Sure, Mr. T would or should be there at this convention. And he probably (if you’ve seen his old TV Land series) has more logic and sense about getting families back into shape than any of the others there who would likely bloviate for two hours at the podium. He’s also a lot more cool-headed than people might think when it comes to solving a complicated situation. One thing I’ve learned, though, is that when a group of professionals takes a world problem seriously enough–everybody cooperates. Nonetheless, they have to be truly concerned about it. Sorry to say it, but perhaps something dramatic (as in several tragic deaths) has to occur in Hollywood before getting these psychotherapists to come together…right now…over them. Tragedy unfortunately scares people to turn off personal biases and make things truly happen.
Back when I wrote that article on this proposed psychotherapy convention in Hollywood–some posed the problem of paparazzi managing to get inside and making the event a shambles. Obviously, that would be an issue and the security would have to be beyond tight. When you have this type of event anyway–security would be there checking every carry bag at the entrance as it always should be. Mind you, the convention part of it would contain an extra-long dais on stage with all those psychotherapists exchanging free-thought ideas on how to solve the Britney Factor problem rather than getting up and giving their own spiel as they do in their own TV, radio or traveling shows. And, of course, Britney and her family would get special invitation with front-row seats as well as chances to speak to fellow troubled Hollywood families who would hopefully be there. Britney needs to be coaxed into being there–just as long as she knows paparazzi won’t be sticking a camera up her…nose…for at least a couple of hours. Consider this to be a bit of a respite for her as well as possible solution.

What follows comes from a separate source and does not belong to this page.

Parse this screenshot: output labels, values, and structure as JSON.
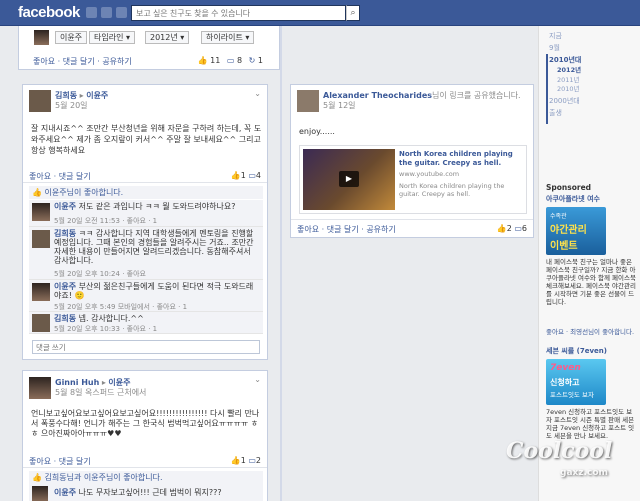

Of course, a convention won’t solve every little thing. The point would be to get a huge dialogue going and an understanding of what’s happening. Britney would probably be inspired that all these influential people had a mind meld in order to help her situation as well as pinpoint all the insanity taking place in her town with real, possible solutions. We all know that she’s currently cornered by an eight-ball with no one seemingly around of influence to help solve her runaway train. After all this, she’d probably agree to meet with one (or maybe several) of these famous psychotherapists with her family to get things ironed out. Yeah, sure, she might just want to walk away and party into the night, too, but I can’t see her wanting to turn away from something this significantly compelling.
Following a Mr. T noogie–Dr. Phil would then be congratulated by the Spears family for getting this all started. He had the power to do it–and we’d all hail him for having intelligent foresight–as well as helping to solve the problem on a large scale. In fact, it’s probably not too late for this to happen in reality if he’d turn off the pride switch and attempt something greater. Instead, we unfortunately have each Hollywood psychotherapist standing forever alone on their own scruples and making their opinions as divided as scientists are with evolutionists…who also never join heads to get higher answers to things.
That merely leaves this idea I propose to stand alone and perhaps be read online by one of those famous psychotherapists…who just might happen to see the light and run with it. But then I have to convince them this piece isn’t satire. I may just have to bring all the world’s best satirists together at an “Understanding Satire” convention somewhere to make potential readers out there learn that I’m actually very serious…with slight satiric sprinkles on top.